For the full listing below, write out each entry exactly and exclude the images.

--- Data records ---
□ □ □ □ □
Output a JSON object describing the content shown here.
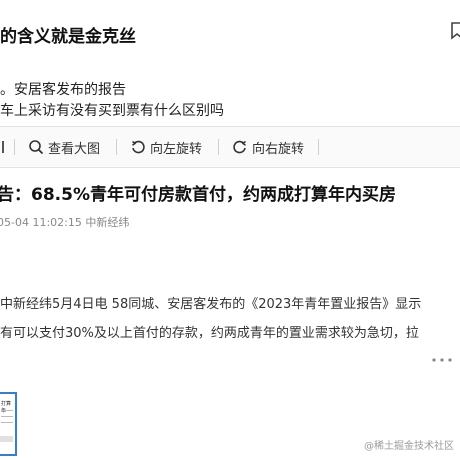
{
  "header": {
    "title_fragment": "的含义就是金克丝"
  },
  "snippets": [
    "。安居客发布的报告",
    "车上采访有没有买到票有什么区别吗"
  ],
  "toolbar": {
    "view_large": "查看大图",
    "rotate_left": "向左旋转",
    "rotate_right": "向右旋转"
  },
  "article": {
    "title": "告：68.5%青年可付房款首付，约两成打算年内买房",
    "meta": "05-04 11:02:15 中新经纬",
    "para1": "中新经纬5月4日电 58同城、安居客发布的《2023年青年置业报告》显示",
    "para2": "有可以支付30%及以上首付的存款，约两成青年的置业需求较为急切，拉"
  },
  "thumbnail": {
    "caption": "打算年"
  },
  "watermark": "@稀土掘金技术社区",
  "colors": {
    "accent": "#3a7bd5",
    "meta_gray": "#888888"
  },
  "icons": [
    "search-icon",
    "rotate-left-icon",
    "rotate-right-icon",
    "more-icon",
    "bookmark-icon"
  ]
}
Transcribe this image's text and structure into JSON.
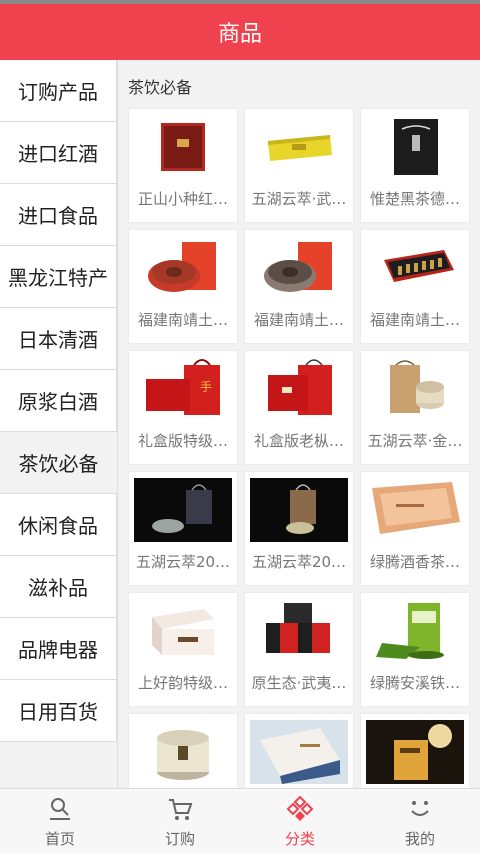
{
  "header": {
    "title": "商品"
  },
  "sidebar": {
    "items": [
      {
        "label": "订购产品"
      },
      {
        "label": "进口红酒"
      },
      {
        "label": "进口食品"
      },
      {
        "label": "黑龙江特产"
      },
      {
        "label": "日本清酒"
      },
      {
        "label": "原浆白酒"
      },
      {
        "label": "茶饮必备"
      },
      {
        "label": "休闲食品"
      },
      {
        "label": "滋补品"
      },
      {
        "label": "品牌电器"
      },
      {
        "label": "日用百货"
      }
    ],
    "active_index": 6
  },
  "section": {
    "title": "茶饮必备"
  },
  "products": [
    {
      "name": "正山小种红…",
      "icon": "red-gift-box-image"
    },
    {
      "name": "五湖云萃·武…",
      "icon": "yellow-tea-bar-image"
    },
    {
      "name": "惟楚黑茶德…",
      "icon": "black-tea-box-image"
    },
    {
      "name": "福建南靖土…",
      "icon": "red-tea-cake-image"
    },
    {
      "name": "福建南靖土…",
      "icon": "red-tea-cake-image"
    },
    {
      "name": "福建南靖土…",
      "icon": "gift-set-image"
    },
    {
      "name": "礼盒版特级…",
      "icon": "red-gift-bag-image"
    },
    {
      "name": "礼盒版老枞…",
      "icon": "red-gift-bag-image"
    },
    {
      "name": "五湖云萃·金…",
      "icon": "kraft-bag-tin-image"
    },
    {
      "name": "五湖云萃20…",
      "icon": "dark-gift-set-image"
    },
    {
      "name": "五湖云萃20…",
      "icon": "dark-gift-set-image"
    },
    {
      "name": "绿腾酒香茶…",
      "icon": "orange-box-image"
    },
    {
      "name": "上好韵特级…",
      "icon": "white-box-image"
    },
    {
      "name": "原生态·武夷…",
      "icon": "black-red-box-image"
    },
    {
      "name": "绿腾安溪铁…",
      "icon": "green-tin-image"
    },
    {
      "name": "",
      "icon": "round-tin-image"
    },
    {
      "name": "",
      "icon": "blue-box-image"
    },
    {
      "name": "",
      "icon": "lamp-box-image"
    }
  ],
  "tabbar": {
    "tabs": [
      {
        "label": "首页",
        "icon": "home-search-icon"
      },
      {
        "label": "订购",
        "icon": "cart-icon"
      },
      {
        "label": "分类",
        "icon": "category-diamond-icon"
      },
      {
        "label": "我的",
        "icon": "smile-icon"
      }
    ],
    "active_index": 2
  },
  "colors": {
    "accent": "#f0414f",
    "background": "#f2f2f2"
  }
}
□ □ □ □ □
--- Response to the task ---
Output a JSON object describing the content shown here.
{
  "header": {
    "title_fragment": "的含义就是金克丝"
  },
  "snippets": [
    "。安居客发布的报告",
    "车上采访有没有买到票有什么区别吗"
  ],
  "toolbar": {
    "view_large": "查看大图",
    "rotate_left": "向左旋转",
    "rotate_right": "向右旋转"
  },
  "article": {
    "title": "告：68.5%青年可付房款首付，约两成打算年内买房",
    "meta": "05-04 11:02:15 中新经纬",
    "para1": "中新经纬5月4日电 58同城、安居客发布的《2023年青年置业报告》显示",
    "para2": "有可以支付30%及以上首付的存款，约两成青年的置业需求较为急切，拉"
  },
  "thumbnail": {
    "caption": "打算年"
  },
  "watermark": "@稀土掘金技术社区",
  "colors": {
    "accent": "#3a7bd5",
    "meta_gray": "#888888"
  },
  "icons": [
    "search-icon",
    "rotate-left-icon",
    "rotate-right-icon",
    "more-icon",
    "bookmark-icon"
  ]
}
Transcribe this image's text and structure into JSON.
{
  "header": {
    "title": "商品"
  },
  "sidebar": {
    "items": [
      {
        "label": "订购产品"
      },
      {
        "label": "进口红酒"
      },
      {
        "label": "进口食品"
      },
      {
        "label": "黑龙江特产"
      },
      {
        "label": "日本清酒"
      },
      {
        "label": "原浆白酒"
      },
      {
        "label": "茶饮必备"
      },
      {
        "label": "休闲食品"
      },
      {
        "label": "滋补品"
      },
      {
        "label": "品牌电器"
      },
      {
        "label": "日用百货"
      }
    ],
    "active_index": 6
  },
  "section": {
    "title": "茶饮必备"
  },
  "products": [
    {
      "name": "正山小种红…",
      "icon": "red-gift-box-image"
    },
    {
      "name": "五湖云萃·武…",
      "icon": "yellow-tea-bar-image"
    },
    {
      "name": "惟楚黑茶德…",
      "icon": "black-tea-box-image"
    },
    {
      "name": "福建南靖土…",
      "icon": "red-tea-cake-image"
    },
    {
      "name": "福建南靖土…",
      "icon": "red-tea-cake-image"
    },
    {
      "name": "福建南靖土…",
      "icon": "gift-set-image"
    },
    {
      "name": "礼盒版特级…",
      "icon": "red-gift-bag-image"
    },
    {
      "name": "礼盒版老枞…",
      "icon": "red-gift-bag-image"
    },
    {
      "name": "五湖云萃·金…",
      "icon": "kraft-bag-tin-image"
    },
    {
      "name": "五湖云萃20…",
      "icon": "dark-gift-set-image"
    },
    {
      "name": "五湖云萃20…",
      "icon": "dark-gift-set-image"
    },
    {
      "name": "绿腾酒香茶…",
      "icon": "orange-box-image"
    },
    {
      "name": "上好韵特级…",
      "icon": "white-box-image"
    },
    {
      "name": "原生态·武夷…",
      "icon": "black-red-box-image"
    },
    {
      "name": "绿腾安溪铁…",
      "icon": "green-tin-image"
    },
    {
      "name": "",
      "icon": "round-tin-image"
    },
    {
      "name": "",
      "icon": "blue-box-image"
    },
    {
      "name": "",
      "icon": "lamp-box-image"
    }
  ],
  "tabbar": {
    "tabs": [
      {
        "label": "首页",
        "icon": "home-search-icon"
      },
      {
        "label": "订购",
        "icon": "cart-icon"
      },
      {
        "label": "分类",
        "icon": "category-diamond-icon"
      },
      {
        "label": "我的",
        "icon": "smile-icon"
      }
    ],
    "active_index": 2
  },
  "colors": {
    "accent": "#f0414f",
    "background": "#f2f2f2"
  }
}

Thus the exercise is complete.